5. Darkroom setup: Create a darkroom environment to minimize background fluorescence and maximize the contrast between the sample and fluorescent signals.
Keep in mind that while these creative adaptations can enhance your homemade microscope’s capabilities, they might not match the level of performance offered by commercially available microscopes specifically designed for these techniques.
Are there any safety precautions to keep in mind while using a homemade microscope for DIY microscopy?
Yes, there are some safety precautions to keep in mind while using a homemade microscope for DIY microscopy. Here are a few important ones:
1. Eye Protection: Always wear safety goggles or glasses to protect your eyes from accidental exposure to harmful chemicals or laser beams.
2. Proper Lighting: Use appropriate lighting sources and avoid looking directly into bright light sources, as it can harm your eyesight.
3. Chemical Handling: Practice safe handling of chemicals by wearing gloves, working in a well-ventilated area, and following the instructions for safe use and disposal.
4. Microscope Component Safety: Be aware of any potential sharp or fragile components of your homemade microscope, such as glass slides, cover slips, or microscope lenses. Handle them with care to avoid injury.
5. Electrical Safety: If your homemade microscope involves electrical components or wiring, ensure that you follow proper electrical safety precautions, such as using insulated wires, appropriate switches and connectors, and keeping exposed wires away from water or moisture.
6. Biological Samples: If using biological samples, take necessary precautions to avoid contamination or exposure to potentially harmful biological agents. It is recommended to work in a designated biosafety cabinet if dealing with hazardous or infectious materials.
7. Cleanliness and Hygiene: Maintain a clean workspace and ensure that your microscope and associated equipment are regularly cleaned and sanitized to prevent the growth of harmful microorganisms and maintain optimal working conditions.

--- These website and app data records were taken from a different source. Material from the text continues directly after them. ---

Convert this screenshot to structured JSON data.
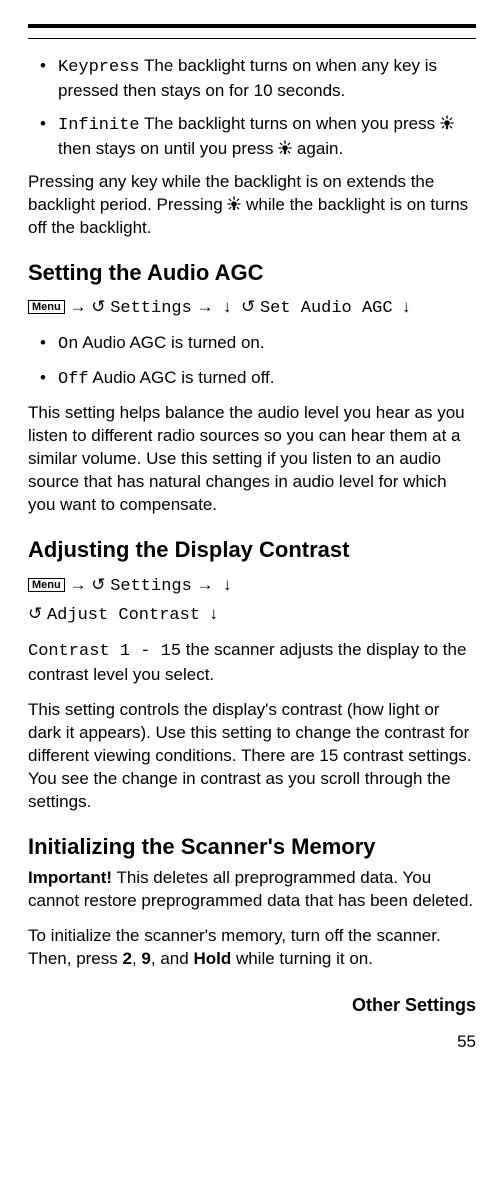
{
  "bullets_top": [
    {
      "term": "Keypress",
      "desc": " The backlight turns on when any key is pressed then stays on for 10 seconds."
    },
    {
      "term": "Infinite",
      "desc_before": " The backlight turns on when you press ",
      "desc_mid": " then stays on until you press ",
      "desc_after": " again."
    }
  ],
  "para_backlight_a": "Pressing any key while the backlight is on extends the backlight period. Pressing ",
  "para_backlight_b": " while the backlight is on turns off the backlight.",
  "sec_agc": {
    "heading": "Setting the Audio AGC",
    "menu": "Menu",
    "nav1": "Settings",
    "nav2": "Set Audio AGC",
    "arrow_r": "→",
    "arrow_d": "↓",
    "rotate": "↺",
    "items": [
      {
        "term": "On",
        "desc": " Audio AGC is turned on."
      },
      {
        "term": "Off",
        "desc": " Audio AGC is turned off."
      }
    ],
    "para": "This setting helps balance the audio level you hear as you listen to different radio sources so you can hear them at a similar volume. Use this setting if you listen to an audio source that has natural changes in audio level for which you want to compensate."
  },
  "sec_contrast": {
    "heading": "Adjusting the Display Contrast",
    "menu": "Menu",
    "nav1": "Settings",
    "nav2": "Adjust Contrast",
    "arrow_r": "→",
    "arrow_d": "↓",
    "rotate": "↺",
    "range_label": "Contrast 1",
    "range_sep": " - ",
    "range_end": "15",
    "range_desc": " the scanner adjusts the display to the contrast level you select.",
    "para": "This setting controls the display's contrast (how light or dark it appears). Use this setting to change the contrast for different viewing conditions. There are 15 contrast settings. You see the change in contrast as you scroll through the settings."
  },
  "sec_init": {
    "heading": "Initializing the Scanner's Memory",
    "important_label": "Important!",
    "important_text": " This deletes all preprogrammed data. You cannot restore preprogrammed data that has been deleted.",
    "para_a": "To initialize the scanner's memory, turn off the scanner. Then, press ",
    "k2": "2",
    "sep1": ", ",
    "k9": "9",
    "sep2": ", and ",
    "khold": "Hold",
    "para_b": " while turning it on."
  },
  "footer": "Other Settings",
  "pagenum": "55"
}
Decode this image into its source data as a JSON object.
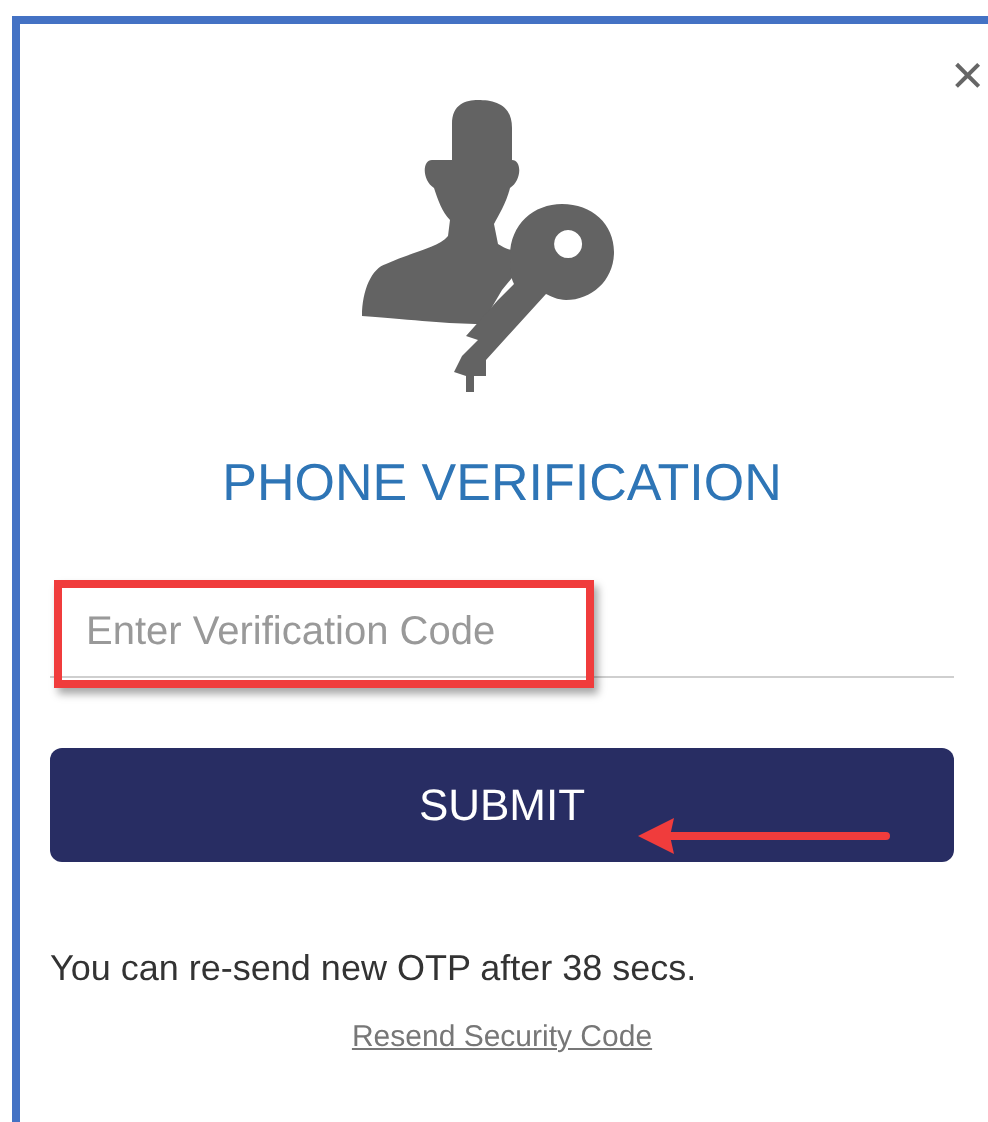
{
  "dialog": {
    "close": "×",
    "title": "PHONE VERIFICATION",
    "code_field": {
      "placeholder": "Enter Verification Code"
    },
    "submit_button": "SUBMIT",
    "countdown_text": "You can re-send new OTP after 38 secs.",
    "resend_link": "Resend Security Code"
  }
}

Remember, these are general safety precautions, and they may vary depending on the specific setup of your homemade microscope and the type of microscopy you are performing. It is important to always consult relevant safety guidelines and follow best practices for safe microscopy experiments.